Resetting the stroke clock

New brain-imaging software identifies people who might benefit from treatment long after the time it has generally been considered helpful.

Illustration of brain and blood clot. Riki Blanco artwork

When Cindi Dodd’s husband awoke her at 5 a.m. one day last year, something was wrong. “I knew what I was trying to say in my mind, but it had nothing to do with the sounds that were coming out of my mouth,” Dodd, 47, says.

She had suffered a massive ischemic stroke. Now, she credits brain-imaging software developed by Stanford researchers with saving her life and preventing permanent disabilities.

At the time, treatment to remove clots was considered helpful for only six hours after a stroke. It wouldn’t have been an option for Dodd, since the time of her stroke was unknown. But the software, which assesses salvageable brain tissue, indicated that a thrombectomy, a clot-removal procedure, could help her.

“I am literally standing on this Earth as a wife and a mother because of that procedure,” says Dodd.

A 182-patient trial of the software, funded by the National Institutes of Health and led by Stanford researchers, showed that the procedure was beneficial for up to 16 hours after a stroke.
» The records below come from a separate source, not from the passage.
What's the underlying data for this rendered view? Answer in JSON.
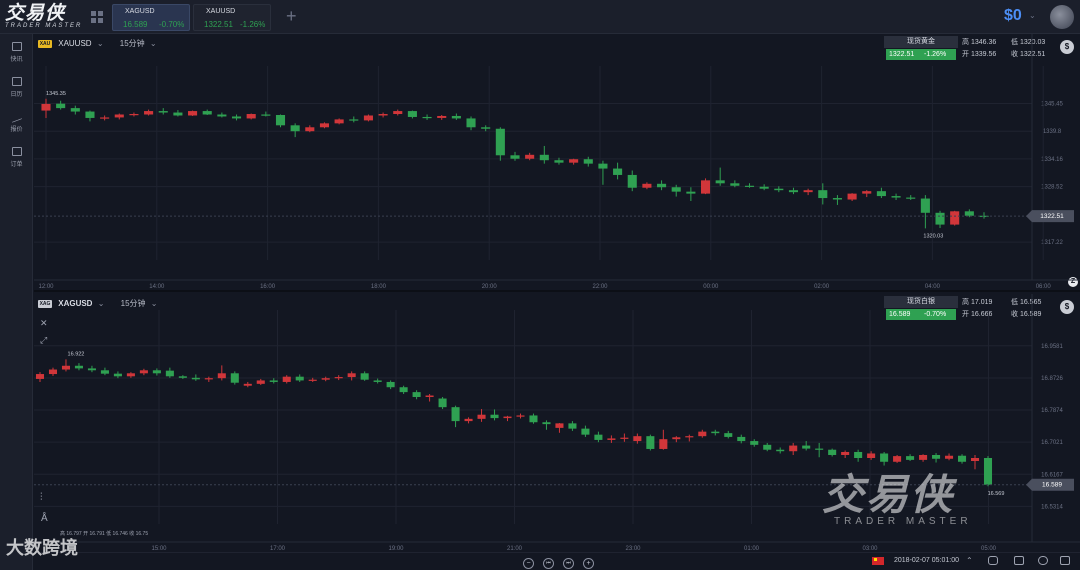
{
  "app": {
    "logo_text": "交易侠",
    "logo_sub": "TRADER MASTER",
    "balance": "$0",
    "balance_caret": "⌄"
  },
  "tabs": [
    {
      "symbol": "XAGUSD",
      "price": "16.589",
      "change": "-0.70%"
    },
    {
      "symbol": "XAUUSD",
      "price": "1322.51",
      "change": "-1.26%"
    }
  ],
  "sidebar": {
    "items": [
      {
        "label": "快讯",
        "icon": "news-icon"
      },
      {
        "label": "日历",
        "icon": "calendar-icon"
      },
      {
        "label": "报价",
        "icon": "quote-icon"
      },
      {
        "label": "订单",
        "icon": "order-icon"
      }
    ]
  },
  "colors": {
    "up": "#d1363a",
    "down": "#2fa152",
    "bg": "#131722",
    "grid": "#1f2330",
    "accent": "#4c8ef5"
  },
  "charts": {
    "top": {
      "badge": "XAU",
      "symbol": "XAUUSD",
      "symbol_caret": "⌄",
      "timeframe": "15分钟",
      "timeframe_caret": "⌄",
      "quote_title": "现货黄金",
      "last": "1322.51",
      "last_change": "-1.26%",
      "high_label": "高",
      "high": "1346.36",
      "low_label": "低",
      "low": "1320.03",
      "open_label": "开",
      "open": "1339.56",
      "close_label": "收",
      "close": "1322.51",
      "price_tag": "1322.51",
      "hi_annot": "1345.35",
      "lo_annot": "1320.03"
    },
    "bottom": {
      "badge": "XAG",
      "symbol": "XAGUSD",
      "symbol_caret": "⌄",
      "timeframe": "15分钟",
      "timeframe_caret": "⌄",
      "quote_title": "现货白银",
      "last": "16.589",
      "last_change": "-0.70%",
      "high_label": "高",
      "high": "17.019",
      "low_label": "低",
      "low": "16.565",
      "open_label": "开",
      "open": "16.666",
      "close_label": "收",
      "close": "16.589",
      "price_tag": "16.589",
      "hi_annot": "16.922",
      "lo_annot": "16.569",
      "ohlc_line": "高 16.797 开 16.791 低 16.746 收 16.75"
    }
  },
  "chart_data": [
    {
      "type": "candlestick",
      "title": "XAUUSD 15分钟",
      "y_ticks": [
        "1345.45",
        "1339.8",
        "1334.16",
        "1328.52",
        "1317.22"
      ],
      "ylim": [
        1314,
        1349
      ],
      "x_ticks": [
        "12:00",
        "14:00",
        "16:00",
        "18:00",
        "20:00",
        "22:00",
        "00:00",
        "02:00",
        "04:00",
        "06:00"
      ],
      "candles": [
        [
          1344.0,
          1346.4,
          1342.5,
          1345.35
        ],
        [
          1345.4,
          1346.0,
          1344.2,
          1344.5
        ],
        [
          1344.5,
          1345.0,
          1343.2,
          1343.8
        ],
        [
          1343.8,
          1344.0,
          1341.8,
          1342.5
        ],
        [
          1342.5,
          1343.0,
          1342.0,
          1342.6
        ],
        [
          1342.6,
          1343.4,
          1342.2,
          1343.2
        ],
        [
          1343.1,
          1343.6,
          1342.8,
          1343.3
        ],
        [
          1343.2,
          1344.2,
          1343.0,
          1343.9
        ],
        [
          1343.9,
          1344.5,
          1343.2,
          1343.6
        ],
        [
          1343.6,
          1344.1,
          1342.8,
          1343.0
        ],
        [
          1343.0,
          1344.0,
          1342.9,
          1343.9
        ],
        [
          1343.9,
          1344.2,
          1343.1,
          1343.2
        ],
        [
          1343.2,
          1343.6,
          1342.6,
          1342.8
        ],
        [
          1342.8,
          1343.2,
          1342.0,
          1342.4
        ],
        [
          1342.4,
          1343.4,
          1342.2,
          1343.3
        ],
        [
          1343.2,
          1343.8,
          1342.8,
          1343.1
        ],
        [
          1343.1,
          1343.2,
          1340.6,
          1341.0
        ],
        [
          1341.0,
          1341.4,
          1338.6,
          1339.8
        ],
        [
          1339.8,
          1341.0,
          1339.6,
          1340.6
        ],
        [
          1340.6,
          1341.6,
          1340.4,
          1341.4
        ],
        [
          1341.4,
          1342.4,
          1341.2,
          1342.2
        ],
        [
          1342.2,
          1342.8,
          1341.6,
          1342.0
        ],
        [
          1342.0,
          1343.2,
          1341.8,
          1343.0
        ],
        [
          1343.0,
          1343.6,
          1342.6,
          1343.3
        ],
        [
          1343.3,
          1344.2,
          1343.0,
          1343.9
        ],
        [
          1343.9,
          1344.0,
          1342.4,
          1342.7
        ],
        [
          1342.7,
          1343.2,
          1342.1,
          1342.5
        ],
        [
          1342.5,
          1343.1,
          1342.1,
          1342.9
        ],
        [
          1342.9,
          1343.4,
          1342.1,
          1342.4
        ],
        [
          1342.4,
          1342.8,
          1340.0,
          1340.6
        ],
        [
          1340.6,
          1341.0,
          1339.8,
          1340.3
        ],
        [
          1340.3,
          1340.6,
          1333.8,
          1334.9
        ],
        [
          1334.9,
          1335.6,
          1333.8,
          1334.2
        ],
        [
          1334.2,
          1335.4,
          1333.9,
          1335.0
        ],
        [
          1335.0,
          1336.8,
          1333.2,
          1333.9
        ],
        [
          1333.9,
          1334.4,
          1333.0,
          1333.4
        ],
        [
          1333.4,
          1334.2,
          1333.0,
          1334.1
        ],
        [
          1334.1,
          1334.6,
          1332.6,
          1333.2
        ],
        [
          1333.2,
          1333.8,
          1328.9,
          1332.2
        ],
        [
          1332.2,
          1333.4,
          1330.0,
          1330.9
        ],
        [
          1330.9,
          1331.8,
          1327.6,
          1328.3
        ],
        [
          1328.3,
          1329.4,
          1328.0,
          1329.1
        ],
        [
          1329.1,
          1329.8,
          1327.8,
          1328.4
        ],
        [
          1328.4,
          1328.9,
          1326.5,
          1327.5
        ],
        [
          1327.5,
          1328.4,
          1325.6,
          1327.1
        ],
        [
          1327.1,
          1330.2,
          1327.0,
          1329.8
        ],
        [
          1329.8,
          1332.4,
          1328.7,
          1329.2
        ],
        [
          1329.2,
          1329.8,
          1328.4,
          1328.7
        ],
        [
          1328.7,
          1329.2,
          1328.3,
          1328.5
        ],
        [
          1328.5,
          1329.0,
          1327.8,
          1328.1
        ],
        [
          1328.1,
          1328.6,
          1327.4,
          1327.8
        ],
        [
          1327.8,
          1328.3,
          1327.0,
          1327.4
        ],
        [
          1327.4,
          1328.1,
          1326.8,
          1327.8
        ],
        [
          1327.8,
          1329.2,
          1324.9,
          1326.2
        ],
        [
          1326.2,
          1326.8,
          1324.8,
          1325.9
        ],
        [
          1325.9,
          1327.2,
          1325.6,
          1327.1
        ],
        [
          1327.1,
          1327.8,
          1326.4,
          1327.6
        ],
        [
          1327.6,
          1328.3,
          1326.2,
          1326.6
        ],
        [
          1326.6,
          1327.1,
          1325.8,
          1326.3
        ],
        [
          1326.3,
          1326.8,
          1325.8,
          1326.1
        ],
        [
          1326.1,
          1326.8,
          1320.03,
          1323.2
        ],
        [
          1323.2,
          1323.6,
          1320.1,
          1320.8
        ],
        [
          1320.8,
          1323.6,
          1320.6,
          1323.5
        ],
        [
          1323.5,
          1323.9,
          1322.3,
          1322.6
        ],
        [
          1322.6,
          1323.3,
          1322.0,
          1322.51
        ]
      ]
    },
    {
      "type": "candlestick",
      "title": "XAGUSD 15分钟",
      "y_ticks": [
        "16.9581",
        "16.8726",
        "16.7874",
        "16.7021",
        "16.6167",
        "16.5314"
      ],
      "ylim": [
        16.49,
        17.0
      ],
      "x_ticks": [
        "15:00",
        "17:00",
        "19:00",
        "21:00",
        "23:00",
        "01:00",
        "03:00",
        "05:00"
      ],
      "candles": [
        [
          16.87,
          16.888,
          16.862,
          16.883
        ],
        [
          16.883,
          16.9,
          16.878,
          16.895
        ],
        [
          16.895,
          16.922,
          16.89,
          16.905
        ],
        [
          16.905,
          16.912,
          16.893,
          16.898
        ],
        [
          16.898,
          16.905,
          16.888,
          16.893
        ],
        [
          16.893,
          16.9,
          16.88,
          16.884
        ],
        [
          16.884,
          16.89,
          16.872,
          16.877
        ],
        [
          16.877,
          16.888,
          16.873,
          16.885
        ],
        [
          16.885,
          16.897,
          16.88,
          16.893
        ],
        [
          16.893,
          16.898,
          16.879,
          16.885
        ],
        [
          16.892,
          16.9,
          16.873,
          16.877
        ],
        [
          16.877,
          16.88,
          16.87,
          16.873
        ],
        [
          16.873,
          16.882,
          16.865,
          16.869
        ],
        [
          16.869,
          16.876,
          16.862,
          16.872
        ],
        [
          16.872,
          16.906,
          16.866,
          16.885
        ],
        [
          16.885,
          16.89,
          16.855,
          16.86
        ],
        [
          16.852,
          16.862,
          16.848,
          16.857
        ],
        [
          16.857,
          16.87,
          16.854,
          16.866
        ],
        [
          16.866,
          16.872,
          16.858,
          16.862
        ],
        [
          16.862,
          16.88,
          16.858,
          16.876
        ],
        [
          16.876,
          16.882,
          16.862,
          16.866
        ],
        [
          16.866,
          16.873,
          16.862,
          16.868
        ],
        [
          16.868,
          16.876,
          16.864,
          16.872
        ],
        [
          16.872,
          16.88,
          16.867,
          16.875
        ],
        [
          16.875,
          16.89,
          16.866,
          16.885
        ],
        [
          16.885,
          16.89,
          16.865,
          16.868
        ],
        [
          16.866,
          16.871,
          16.858,
          16.862
        ],
        [
          16.862,
          16.866,
          16.843,
          16.848
        ],
        [
          16.848,
          16.852,
          16.83,
          16.835
        ],
        [
          16.835,
          16.84,
          16.816,
          16.822
        ],
        [
          16.822,
          16.83,
          16.81,
          16.826
        ],
        [
          16.818,
          16.822,
          16.79,
          16.795
        ],
        [
          16.795,
          16.799,
          16.742,
          16.758
        ],
        [
          16.758,
          16.768,
          16.752,
          16.764
        ],
        [
          16.764,
          16.79,
          16.756,
          16.775
        ],
        [
          16.775,
          16.789,
          16.76,
          16.766
        ],
        [
          16.766,
          16.772,
          16.758,
          16.77
        ],
        [
          16.77,
          16.778,
          16.765,
          16.773
        ],
        [
          16.773,
          16.778,
          16.751,
          16.755
        ],
        [
          16.755,
          16.76,
          16.735,
          16.75
        ],
        [
          16.74,
          16.753,
          16.727,
          16.752
        ],
        [
          16.752,
          16.758,
          16.732,
          16.738
        ],
        [
          16.738,
          16.746,
          16.716,
          16.722
        ],
        [
          16.722,
          16.73,
          16.702,
          16.708
        ],
        [
          16.708,
          16.72,
          16.7,
          16.712
        ],
        [
          16.712,
          16.725,
          16.703,
          16.714
        ],
        [
          16.705,
          16.725,
          16.698,
          16.718
        ],
        [
          16.718,
          16.722,
          16.68,
          16.684
        ],
        [
          16.684,
          16.735,
          16.682,
          16.71
        ],
        [
          16.71,
          16.718,
          16.702,
          16.715
        ],
        [
          16.715,
          16.722,
          16.704,
          16.718
        ],
        [
          16.718,
          16.735,
          16.714,
          16.73
        ],
        [
          16.73,
          16.735,
          16.72,
          16.726
        ],
        [
          16.726,
          16.732,
          16.712,
          16.716
        ],
        [
          16.716,
          16.722,
          16.699,
          16.705
        ],
        [
          16.705,
          16.71,
          16.69,
          16.695
        ],
        [
          16.695,
          16.7,
          16.678,
          16.682
        ],
        [
          16.682,
          16.688,
          16.672,
          16.678
        ],
        [
          16.678,
          16.7,
          16.668,
          16.693
        ],
        [
          16.693,
          16.705,
          16.68,
          16.685
        ],
        [
          16.685,
          16.7,
          16.662,
          16.682
        ],
        [
          16.682,
          16.685,
          16.664,
          16.668
        ],
        [
          16.668,
          16.68,
          16.66,
          16.676
        ],
        [
          16.676,
          16.682,
          16.65,
          16.66
        ],
        [
          16.66,
          16.678,
          16.655,
          16.672
        ],
        [
          16.672,
          16.676,
          16.64,
          16.65
        ],
        [
          16.65,
          16.668,
          16.647,
          16.665
        ],
        [
          16.665,
          16.67,
          16.652,
          16.655
        ],
        [
          16.655,
          16.67,
          16.65,
          16.668
        ],
        [
          16.668,
          16.673,
          16.648,
          16.658
        ],
        [
          16.658,
          16.672,
          16.654,
          16.666
        ],
        [
          16.666,
          16.67,
          16.645,
          16.65
        ],
        [
          16.652,
          16.668,
          16.63,
          16.66
        ],
        [
          16.66,
          16.665,
          16.585,
          16.589
        ]
      ]
    }
  ],
  "toolbar": {
    "zoom_out": "−",
    "prev": "⏮",
    "next": "⏭",
    "zoom_in": "+"
  },
  "status": {
    "datetime": "2018-02-07 05:01:00",
    "caret": "⌃"
  },
  "watermark": {
    "big": "交易侠",
    "small": "TRADER MASTER",
    "brand": "大数跨境"
  }
}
“Nearly half of all patients treated between six and 16 hours after the onset of their symptoms were largely spared from the consequences of their stroke,” says the trial’s principal investigator Gregory Albers, MD, professor of neurology and neurological science and director of the Stanford Stroke Center.

The trial results, published Jan. 24 in The New England Journal of Medicine, were key to a decision by the American Heart Association and American Stroke Association to extend the treatment window to 24 hours.